1. Create Safety – If the child is overwhelmed, perhaps guide them to a quiet corner or allow them to decompress by visiting the restroom. If you are in a classroom, maybe have a peace corner with a screen and comfortable blankets.
2. Regulate the Nervous System – Stress brings a predictable pattern of physiological responses and anyone who has suffered toxic stress or trauma is going to be quickly stressed into hyperarousal (explosive, jittery, irritable) or hyperarousal (depressed, withdrawn, zombie-like). No matter how ingenious our regulation strategies, how artsy-crafty we get with tools, the child has to find what works for them.
3. Build a Connected Relationship – This is the number one way to regulate the nervous system. When we are around people we care about our bodies produce oxytocin, which is the hormone responsible for calming our nervous system after stress. If we stay connected, then eventually the calm discussion of each perosn’s feelings and needs can take place.
4. Support Development of Coherent Narrative – Creating predictability through structure, routines and the presence of reliable adults helps reduce the chaos a child may feel and allows them to start creating the kind of logical sequential connections that not only help them understand their own narrative, but are also the fundamental requirement of many types of learning.
5. Practice ‘Power-With’ Strategies – One of the hallmarks of trauma is a loss of power and control. When someone is wielding power over you with no regard to your thoughts or feelings, the toxic shame of the original trauma may come flooding back. As adults, we should use our power well. If we model a ‘power-with’ relationship with children its our best chance of creating adults who will treat others with the same dignity and respect.
6. Build Social Emotional and Resiliency Skills – Trauma robs us of time spent developing social and emotional skills. The brain is too occupied with survival to devote much of its energy to learning how to build relationships and it’s a good chance we didn’t see those skills modeled for us. Learning to care for one another is the most important job we have growing up.

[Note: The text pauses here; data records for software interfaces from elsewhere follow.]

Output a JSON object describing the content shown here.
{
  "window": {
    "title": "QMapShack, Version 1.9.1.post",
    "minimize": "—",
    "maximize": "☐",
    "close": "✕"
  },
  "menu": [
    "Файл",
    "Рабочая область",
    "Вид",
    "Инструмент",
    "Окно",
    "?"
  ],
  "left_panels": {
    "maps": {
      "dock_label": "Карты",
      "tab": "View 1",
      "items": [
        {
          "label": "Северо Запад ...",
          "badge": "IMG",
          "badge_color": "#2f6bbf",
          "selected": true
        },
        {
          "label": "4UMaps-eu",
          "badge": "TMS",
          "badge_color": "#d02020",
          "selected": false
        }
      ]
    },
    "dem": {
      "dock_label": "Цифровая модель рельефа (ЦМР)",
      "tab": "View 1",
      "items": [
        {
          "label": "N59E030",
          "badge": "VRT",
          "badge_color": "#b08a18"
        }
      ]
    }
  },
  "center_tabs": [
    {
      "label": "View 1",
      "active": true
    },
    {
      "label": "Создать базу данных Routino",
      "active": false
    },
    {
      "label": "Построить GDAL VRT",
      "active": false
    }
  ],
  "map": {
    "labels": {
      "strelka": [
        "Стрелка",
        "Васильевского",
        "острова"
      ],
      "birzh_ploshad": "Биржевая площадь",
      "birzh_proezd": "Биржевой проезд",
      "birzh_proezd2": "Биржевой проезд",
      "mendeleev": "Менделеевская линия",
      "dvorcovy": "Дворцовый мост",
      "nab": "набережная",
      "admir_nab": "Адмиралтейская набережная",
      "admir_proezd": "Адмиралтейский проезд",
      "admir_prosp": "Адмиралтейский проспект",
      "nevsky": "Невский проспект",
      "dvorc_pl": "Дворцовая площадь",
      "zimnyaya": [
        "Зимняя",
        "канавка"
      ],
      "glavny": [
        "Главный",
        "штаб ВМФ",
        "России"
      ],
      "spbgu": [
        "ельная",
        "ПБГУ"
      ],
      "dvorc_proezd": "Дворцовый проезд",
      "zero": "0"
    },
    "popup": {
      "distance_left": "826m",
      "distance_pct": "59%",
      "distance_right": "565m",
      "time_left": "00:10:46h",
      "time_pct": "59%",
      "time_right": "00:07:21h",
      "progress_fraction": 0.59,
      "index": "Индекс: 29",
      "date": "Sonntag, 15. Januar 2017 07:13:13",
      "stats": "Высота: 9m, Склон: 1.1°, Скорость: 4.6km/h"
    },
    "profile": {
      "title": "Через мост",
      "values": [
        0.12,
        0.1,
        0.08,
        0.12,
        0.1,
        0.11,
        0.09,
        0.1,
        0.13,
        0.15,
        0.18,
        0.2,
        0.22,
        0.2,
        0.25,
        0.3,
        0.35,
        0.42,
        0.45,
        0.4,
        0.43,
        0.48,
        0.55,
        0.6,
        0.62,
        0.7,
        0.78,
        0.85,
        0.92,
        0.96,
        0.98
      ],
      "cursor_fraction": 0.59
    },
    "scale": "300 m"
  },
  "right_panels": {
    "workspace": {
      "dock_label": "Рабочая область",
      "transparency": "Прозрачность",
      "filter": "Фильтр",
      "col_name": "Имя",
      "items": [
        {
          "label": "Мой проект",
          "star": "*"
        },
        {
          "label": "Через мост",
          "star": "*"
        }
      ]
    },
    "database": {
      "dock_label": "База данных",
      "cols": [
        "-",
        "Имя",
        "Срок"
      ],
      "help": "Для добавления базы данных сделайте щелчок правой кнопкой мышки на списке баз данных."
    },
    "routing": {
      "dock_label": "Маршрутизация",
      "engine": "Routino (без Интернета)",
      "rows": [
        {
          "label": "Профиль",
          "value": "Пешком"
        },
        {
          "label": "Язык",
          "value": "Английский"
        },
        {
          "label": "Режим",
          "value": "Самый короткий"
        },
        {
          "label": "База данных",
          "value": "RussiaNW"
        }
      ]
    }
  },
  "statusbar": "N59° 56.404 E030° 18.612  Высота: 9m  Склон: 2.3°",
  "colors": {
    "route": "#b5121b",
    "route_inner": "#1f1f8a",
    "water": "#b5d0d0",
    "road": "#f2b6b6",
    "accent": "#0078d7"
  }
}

7. Foster Post-Traumatic Growth – We know that there are qualities and skills that allow people to overcome the most devastating trauma and not just survive but find new purpose and meaning in their lives. Problem solving, planning, maintaining focus despite discomfort, self-control and seeking support are all known to lead to post-traumatic growth and are skills we can foster in children.